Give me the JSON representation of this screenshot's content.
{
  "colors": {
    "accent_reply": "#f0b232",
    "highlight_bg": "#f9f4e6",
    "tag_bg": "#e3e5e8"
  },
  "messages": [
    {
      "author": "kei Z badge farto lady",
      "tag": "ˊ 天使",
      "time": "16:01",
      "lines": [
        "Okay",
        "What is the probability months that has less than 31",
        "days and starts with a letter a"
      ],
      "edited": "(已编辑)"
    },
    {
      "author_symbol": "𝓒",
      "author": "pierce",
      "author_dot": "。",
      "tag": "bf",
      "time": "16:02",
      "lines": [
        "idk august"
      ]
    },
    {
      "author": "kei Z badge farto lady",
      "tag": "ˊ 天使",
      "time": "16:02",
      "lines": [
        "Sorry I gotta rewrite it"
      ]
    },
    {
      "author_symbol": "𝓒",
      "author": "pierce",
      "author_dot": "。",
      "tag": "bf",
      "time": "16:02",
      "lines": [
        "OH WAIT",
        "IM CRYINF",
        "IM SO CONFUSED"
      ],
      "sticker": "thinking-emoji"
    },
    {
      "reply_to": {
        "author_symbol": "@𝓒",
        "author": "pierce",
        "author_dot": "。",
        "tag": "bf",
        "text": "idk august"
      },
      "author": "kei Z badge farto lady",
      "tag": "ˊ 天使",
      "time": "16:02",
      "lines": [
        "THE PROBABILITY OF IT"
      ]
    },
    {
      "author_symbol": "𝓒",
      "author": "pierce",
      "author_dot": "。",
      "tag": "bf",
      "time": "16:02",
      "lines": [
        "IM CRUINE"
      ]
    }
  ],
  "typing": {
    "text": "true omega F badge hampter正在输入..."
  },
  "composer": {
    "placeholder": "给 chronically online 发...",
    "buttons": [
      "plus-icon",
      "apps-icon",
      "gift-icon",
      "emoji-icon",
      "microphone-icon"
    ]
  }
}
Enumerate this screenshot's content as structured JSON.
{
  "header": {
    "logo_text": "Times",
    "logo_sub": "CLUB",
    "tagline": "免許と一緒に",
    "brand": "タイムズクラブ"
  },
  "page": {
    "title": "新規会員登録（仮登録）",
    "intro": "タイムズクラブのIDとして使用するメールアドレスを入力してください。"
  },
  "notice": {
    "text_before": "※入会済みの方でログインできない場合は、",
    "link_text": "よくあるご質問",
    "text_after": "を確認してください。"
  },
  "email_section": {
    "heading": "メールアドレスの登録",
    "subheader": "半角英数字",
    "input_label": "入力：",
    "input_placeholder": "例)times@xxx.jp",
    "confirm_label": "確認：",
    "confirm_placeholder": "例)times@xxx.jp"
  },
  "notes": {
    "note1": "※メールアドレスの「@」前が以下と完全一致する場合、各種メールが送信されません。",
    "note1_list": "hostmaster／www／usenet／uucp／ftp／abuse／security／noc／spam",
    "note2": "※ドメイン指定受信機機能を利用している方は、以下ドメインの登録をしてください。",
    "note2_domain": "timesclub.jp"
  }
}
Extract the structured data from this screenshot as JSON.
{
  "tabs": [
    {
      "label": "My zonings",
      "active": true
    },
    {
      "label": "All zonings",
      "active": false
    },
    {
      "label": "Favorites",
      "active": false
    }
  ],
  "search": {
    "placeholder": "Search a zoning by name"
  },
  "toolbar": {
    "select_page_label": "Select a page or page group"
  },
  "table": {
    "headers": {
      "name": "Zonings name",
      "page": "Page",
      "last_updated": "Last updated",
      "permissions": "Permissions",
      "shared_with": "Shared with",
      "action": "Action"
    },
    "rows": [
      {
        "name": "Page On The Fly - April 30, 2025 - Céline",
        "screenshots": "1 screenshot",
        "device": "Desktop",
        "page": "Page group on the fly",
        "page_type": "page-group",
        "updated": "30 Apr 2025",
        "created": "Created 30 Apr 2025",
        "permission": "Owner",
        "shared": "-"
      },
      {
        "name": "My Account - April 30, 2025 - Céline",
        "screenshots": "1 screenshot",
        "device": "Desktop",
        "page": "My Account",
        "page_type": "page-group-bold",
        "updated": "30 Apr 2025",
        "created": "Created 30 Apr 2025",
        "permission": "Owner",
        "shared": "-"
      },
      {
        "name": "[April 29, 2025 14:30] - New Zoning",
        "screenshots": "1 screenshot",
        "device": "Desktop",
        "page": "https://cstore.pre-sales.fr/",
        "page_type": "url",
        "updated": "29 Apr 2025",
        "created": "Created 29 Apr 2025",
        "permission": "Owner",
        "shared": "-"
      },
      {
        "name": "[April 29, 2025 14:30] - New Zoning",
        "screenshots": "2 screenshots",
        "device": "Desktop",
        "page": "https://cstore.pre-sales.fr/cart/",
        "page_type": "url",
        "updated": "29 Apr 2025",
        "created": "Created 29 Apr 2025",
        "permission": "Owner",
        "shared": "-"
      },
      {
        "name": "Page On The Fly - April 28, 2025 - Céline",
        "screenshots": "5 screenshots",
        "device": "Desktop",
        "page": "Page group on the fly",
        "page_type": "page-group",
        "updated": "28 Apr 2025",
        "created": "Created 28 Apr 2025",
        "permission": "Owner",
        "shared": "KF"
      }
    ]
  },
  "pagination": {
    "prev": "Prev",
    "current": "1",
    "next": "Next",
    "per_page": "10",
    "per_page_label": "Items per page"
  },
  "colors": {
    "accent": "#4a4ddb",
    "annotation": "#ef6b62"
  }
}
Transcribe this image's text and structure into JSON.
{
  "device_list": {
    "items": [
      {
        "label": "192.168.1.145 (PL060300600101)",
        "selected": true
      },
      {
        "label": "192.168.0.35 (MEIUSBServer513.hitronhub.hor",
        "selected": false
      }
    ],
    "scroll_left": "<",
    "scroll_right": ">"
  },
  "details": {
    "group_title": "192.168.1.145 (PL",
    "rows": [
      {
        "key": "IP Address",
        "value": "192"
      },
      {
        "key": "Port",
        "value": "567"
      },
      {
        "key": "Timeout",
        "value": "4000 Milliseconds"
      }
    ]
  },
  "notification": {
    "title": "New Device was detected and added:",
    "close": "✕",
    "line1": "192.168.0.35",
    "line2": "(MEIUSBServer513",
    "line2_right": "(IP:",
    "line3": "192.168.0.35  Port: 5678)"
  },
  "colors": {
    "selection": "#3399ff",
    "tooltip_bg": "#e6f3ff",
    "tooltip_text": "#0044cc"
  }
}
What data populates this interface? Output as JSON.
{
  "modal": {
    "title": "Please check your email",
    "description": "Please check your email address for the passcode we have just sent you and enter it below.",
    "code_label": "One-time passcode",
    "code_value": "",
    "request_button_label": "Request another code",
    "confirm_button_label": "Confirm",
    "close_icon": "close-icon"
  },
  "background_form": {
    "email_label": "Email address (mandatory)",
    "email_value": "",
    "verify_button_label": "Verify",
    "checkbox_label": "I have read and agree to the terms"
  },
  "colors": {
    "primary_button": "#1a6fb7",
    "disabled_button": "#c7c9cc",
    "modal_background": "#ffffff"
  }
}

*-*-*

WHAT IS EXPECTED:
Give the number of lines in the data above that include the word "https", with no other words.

OUTPUT:
2